Man with hearing loss lying in bed suffering from insomnia

Sleepless nights aren’t any fun. Particularly when it occurs regularly. You lie awake tossing and turning, checking the time again and again, and worrying about how exhausted you will be tomorrow. Medical professionals call this kind of chronic sleeplessness “insomnia”. Over time, the effects of chronic insomnia will compound, negatively impacting your general health.

And, perhaps not surprisingly, “your overall health” includes the health of your hearing. Yup, your hearing can be negatively affected by insomnia! Though the relationship between hearing loss and insomnia may not be a cause-and-effect situation, there’s still a link there.

Can your hearing be impacted by lack of sleep?

How could loss of sleep possibly impact your hearing? There’s a considerable amount of research that suggests insomnia, over time, can affect your cardiovascular system. It becomes more difficult for your blood to flow into all of the extremities of your body when you don’t get the restorative power of a good night’s sleep.

Stress and anxiety also increase when you have insomnia. Feeling stressed and anxious will affect you in physiological ways as well as mentally.

So how is that connected to hearing loss? Your ears work because they’re filled with fragile little hairs called stereocilia. When sound waves vibrate these little hairs, signals are sent to your brain which translates these signals into sound.

When your circulatory system isn’t working correctly, these hairs have a difficult time thriving. These hairs can, in some cases, be permanently damaged. Damage of this kind is permanent. Permanent hearing loss can be the consequences, and the longer the circulation issues persist, the more significant the damage will be.

Is the reverse true?
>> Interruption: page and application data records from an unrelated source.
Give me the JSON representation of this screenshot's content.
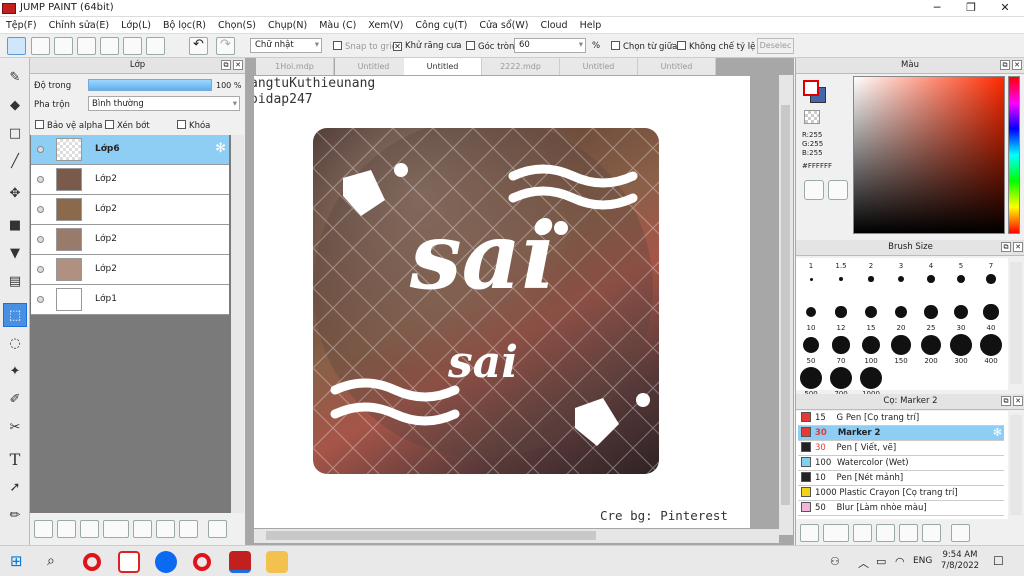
{
  "window": {
    "title": "JUMP PAINT (64bit)",
    "minimize": "─",
    "restore": "❐",
    "close": "✕"
  },
  "menu": [
    "Tệp(F)",
    "Chỉnh sửa(E)",
    "Lớp(L)",
    "Bộ lọc(R)",
    "Chọn(S)",
    "Chụp(N)",
    "Màu (C)",
    "Xem(V)",
    "Công cụ(T)",
    "Cửa sổ(W)",
    "Cloud",
    "Help"
  ],
  "toolbar": {
    "shape_select": "Chữ nhật",
    "snap_to_grid": "Snap to grid",
    "antialias": "Khử răng cưa",
    "round_corner": "Góc tròn",
    "round_value": "60",
    "percent": "%",
    "select_middle": "Chọn từ giữa",
    "no_ratio": "Không chế tỷ lệ",
    "deselect": "Deselec"
  },
  "layer_panel": {
    "title": "Lớp",
    "opacity_label": "Độ trong",
    "opacity_value": "100 %",
    "opacity_fraction": 1.0,
    "blend_label": "Pha trộn",
    "blend_value": "Bình thường",
    "protect_alpha": "Bảo vệ alpha",
    "clipping": "Xén bớt",
    "lock": "Khóa",
    "layers": [
      {
        "name": "Lớp6",
        "selected": true
      },
      {
        "name": "Lớp2",
        "selected": false
      },
      {
        "name": "Lớp2",
        "selected": false
      },
      {
        "name": "Lớp2",
        "selected": false
      },
      {
        "name": "Lớp2",
        "selected": false
      },
      {
        "name": "Lớp1",
        "selected": false
      }
    ]
  },
  "canvas": {
    "tabs": [
      "1Hoi.mdp",
      "Untitled",
      "Untitled",
      "2222.mdp",
      "Untitled",
      "Untitled"
    ],
    "active_tab": 2,
    "text_line1": "angtuKuthieunang",
    "text_line2": "oidap247",
    "big_word": "sai",
    "small_word": "sai",
    "credit": "Cre bg: Pinterest"
  },
  "color_panel": {
    "title": "Màu",
    "r": "R:255",
    "g": "G:255",
    "b": "B:255",
    "hex": "#FFFFFF"
  },
  "brush_size_panel": {
    "title": "Brush Size",
    "sizes": [
      "1",
      "1.5",
      "2",
      "3",
      "4",
      "5",
      "7",
      "10",
      "12",
      "15",
      "20",
      "25",
      "30",
      "40",
      "50",
      "70",
      "100",
      "150",
      "200",
      "300",
      "400",
      "500",
      "700",
      "1000"
    ]
  },
  "brush_panel": {
    "title": "Cọ: Marker 2",
    "brushes": [
      {
        "size": "15",
        "name": "G Pen [Cọ trang trí]",
        "color": "#e53935"
      },
      {
        "size": "30",
        "name": "Marker 2",
        "color": "#e53935"
      },
      {
        "size": "30",
        "name": "Pen [ Viết, vẽ]",
        "color": "#222222"
      },
      {
        "size": "100",
        "name": "Watercolor (Wet)",
        "color": "#7fd3f0"
      },
      {
        "size": "10",
        "name": "Pen [Nét mảnh]",
        "color": "#222222"
      },
      {
        "size": "1000",
        "name": "Plastic Crayon [Cọ trang trí]",
        "color": "#f2d21b"
      },
      {
        "size": "50",
        "name": "Blur [Làm nhòe màu]",
        "color": "#f3b4d8"
      }
    ]
  },
  "taskbar": {
    "language": "ENG",
    "time": "9:54 AM",
    "date": "7/8/2022"
  }
}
If insomnia can affect your hearing health, can hearing loss stop you from sleeping? It’s certainly possible. Hearing loss can make the world very quiet, and some people like a little bit of noise when they try to sleep. For individuals in this category, that amount of silence can make it very difficult to get a quality night’s sleep. Any kind of hearing loss stress (for instance, if you’re worried about losing your hearing) can have a similar impact.

So how can you get a good night’s sleep when you have hearing loss? Wearing your hearing aids every day can help lessen stress on your brain at night (when you aren’t wearing them). It can also help if you follow some other sleep-health tips.
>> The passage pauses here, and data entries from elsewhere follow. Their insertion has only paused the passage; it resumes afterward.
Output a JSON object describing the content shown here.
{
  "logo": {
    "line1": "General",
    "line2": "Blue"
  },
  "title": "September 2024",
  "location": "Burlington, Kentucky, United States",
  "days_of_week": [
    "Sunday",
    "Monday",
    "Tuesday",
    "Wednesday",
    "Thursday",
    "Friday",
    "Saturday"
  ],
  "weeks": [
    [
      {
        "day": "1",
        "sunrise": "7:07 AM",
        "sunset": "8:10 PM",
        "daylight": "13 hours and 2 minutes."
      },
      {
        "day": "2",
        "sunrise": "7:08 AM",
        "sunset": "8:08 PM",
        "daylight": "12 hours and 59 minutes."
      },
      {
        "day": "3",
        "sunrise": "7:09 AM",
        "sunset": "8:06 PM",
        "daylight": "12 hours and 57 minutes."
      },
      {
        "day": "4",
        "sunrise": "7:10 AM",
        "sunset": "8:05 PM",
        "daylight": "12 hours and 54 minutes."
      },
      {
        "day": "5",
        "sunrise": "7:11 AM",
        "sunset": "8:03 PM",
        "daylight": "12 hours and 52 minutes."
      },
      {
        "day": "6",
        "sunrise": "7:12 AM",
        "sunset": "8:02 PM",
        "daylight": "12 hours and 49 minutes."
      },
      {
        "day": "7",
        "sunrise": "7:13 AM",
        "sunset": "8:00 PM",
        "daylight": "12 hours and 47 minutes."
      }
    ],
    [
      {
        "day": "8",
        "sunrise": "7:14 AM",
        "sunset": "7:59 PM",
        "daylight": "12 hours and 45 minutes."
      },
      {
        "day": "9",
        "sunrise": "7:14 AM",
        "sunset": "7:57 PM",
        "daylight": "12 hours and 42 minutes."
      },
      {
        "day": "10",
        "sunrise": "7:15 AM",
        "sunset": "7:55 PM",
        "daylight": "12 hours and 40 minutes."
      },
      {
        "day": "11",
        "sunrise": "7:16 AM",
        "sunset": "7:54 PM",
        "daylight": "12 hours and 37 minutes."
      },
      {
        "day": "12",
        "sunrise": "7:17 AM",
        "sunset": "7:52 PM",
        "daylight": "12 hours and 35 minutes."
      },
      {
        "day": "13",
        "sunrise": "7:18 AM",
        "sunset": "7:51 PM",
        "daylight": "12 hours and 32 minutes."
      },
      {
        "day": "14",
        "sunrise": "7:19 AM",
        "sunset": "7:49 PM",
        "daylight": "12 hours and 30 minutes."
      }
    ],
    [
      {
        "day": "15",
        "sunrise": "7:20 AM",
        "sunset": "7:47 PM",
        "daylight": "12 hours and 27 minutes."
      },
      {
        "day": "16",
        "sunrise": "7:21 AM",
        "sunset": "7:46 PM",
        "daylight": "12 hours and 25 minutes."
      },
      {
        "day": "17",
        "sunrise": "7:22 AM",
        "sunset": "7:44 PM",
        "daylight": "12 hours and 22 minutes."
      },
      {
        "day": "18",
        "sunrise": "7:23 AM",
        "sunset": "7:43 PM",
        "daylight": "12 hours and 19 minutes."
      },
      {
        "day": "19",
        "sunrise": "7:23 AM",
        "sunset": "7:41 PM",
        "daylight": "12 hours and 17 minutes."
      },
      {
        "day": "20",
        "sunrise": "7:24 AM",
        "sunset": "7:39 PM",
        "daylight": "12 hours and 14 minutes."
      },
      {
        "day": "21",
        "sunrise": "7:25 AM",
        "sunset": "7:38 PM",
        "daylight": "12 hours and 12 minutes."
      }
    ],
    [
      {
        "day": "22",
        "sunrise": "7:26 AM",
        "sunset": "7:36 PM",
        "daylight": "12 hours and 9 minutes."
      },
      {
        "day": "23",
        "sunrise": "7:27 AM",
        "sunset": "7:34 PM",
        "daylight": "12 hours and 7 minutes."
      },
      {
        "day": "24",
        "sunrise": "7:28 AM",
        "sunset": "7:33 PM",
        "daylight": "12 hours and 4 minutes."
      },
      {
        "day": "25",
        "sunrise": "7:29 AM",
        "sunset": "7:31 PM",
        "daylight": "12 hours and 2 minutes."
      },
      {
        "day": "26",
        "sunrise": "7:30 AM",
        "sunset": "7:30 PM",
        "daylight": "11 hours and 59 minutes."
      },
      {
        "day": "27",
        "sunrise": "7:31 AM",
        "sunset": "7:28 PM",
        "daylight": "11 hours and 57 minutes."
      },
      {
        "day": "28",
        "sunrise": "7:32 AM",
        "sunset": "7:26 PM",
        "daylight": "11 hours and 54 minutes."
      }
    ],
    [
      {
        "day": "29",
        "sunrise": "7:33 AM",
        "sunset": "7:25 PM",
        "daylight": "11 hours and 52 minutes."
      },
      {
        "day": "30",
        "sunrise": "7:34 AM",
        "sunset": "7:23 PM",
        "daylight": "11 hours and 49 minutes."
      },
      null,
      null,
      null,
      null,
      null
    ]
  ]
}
How to get a quality night’s sleep

  • Keep your bedroom for sleeping (mostly): Your bedroom is for sleeping in, so try to maintain that habit. Working in your bedroom is not a very good plan.
  • Before bed, refrain from drinking alcohol: This will simply interrupt your existing sleep cycle.
  • Exercise regularly: Your body needs to keep moving, and if you aren’t moving, you might end up going to bed with a bit of excess energy. Being active every day can be helpful.
  • Find ways to relieve stress: It might not be possible to eliminate every stressor from your life, but giving yourself time to unwind is crucial. Do something relaxing before you go to bed.
  • For at least 2 hours before you go to bed, try to abstain from liquids: Every time you need to get up and go to the bathroom, you initiate the wake up process. So, sleeping through the night is much better.
  • Don’t drink caffeine after lunch.: Even if you drink decaf, it still has enough caffeine to give you problems sleeping. This includes soda also.
  • For at least 60 minutes, abstain from looking at screens: (Really, the longer the better.) Your brain tends to be stimulated by looking at screens.

Pay attention to the health of your hearing
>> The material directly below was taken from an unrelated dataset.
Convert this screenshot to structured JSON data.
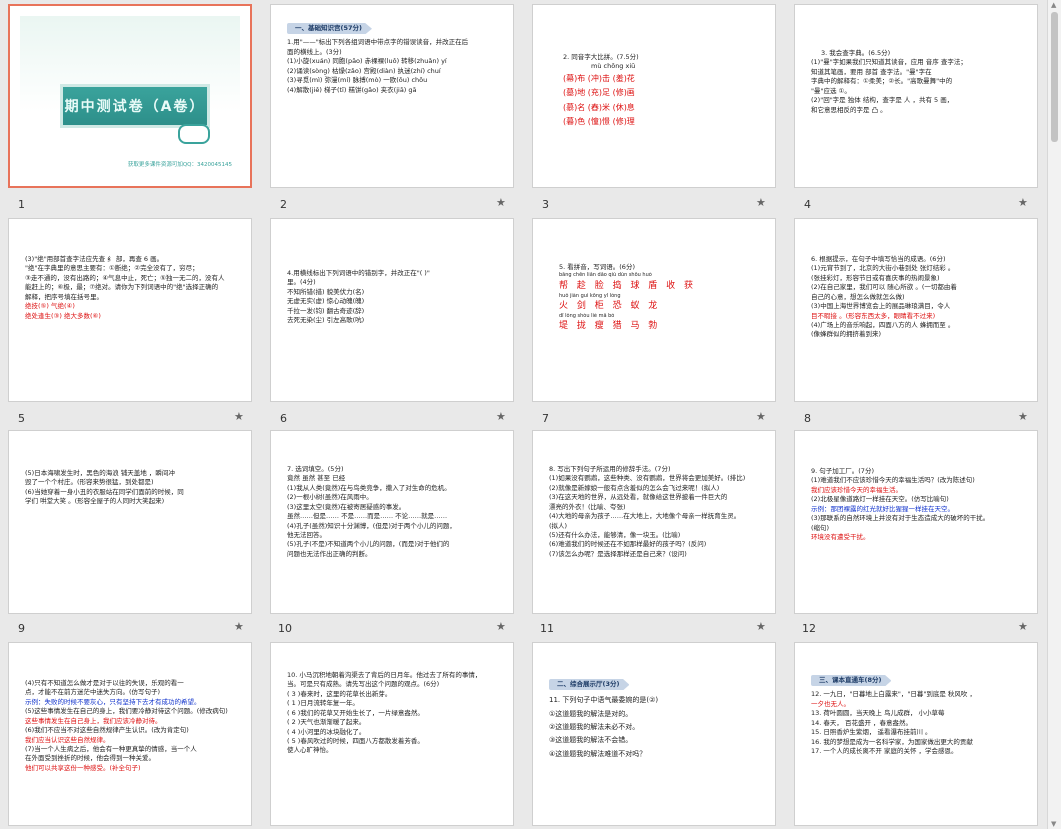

Even if you have experienced some insomnia-related symptoms before, and have some hearing loss, your symptoms can still be controlled.

If you’re concerned about your hearing, schedule an appointment with us today.

Call Today to Set Up an Appointment

The site information is for educational and informational purposes only and does not constitute medical advice. To receive personalized advice or treatment, schedule an appointment.

Call or text us for a no-obligation evaluation.

Schedule Now

Call or text us.

Schedule Now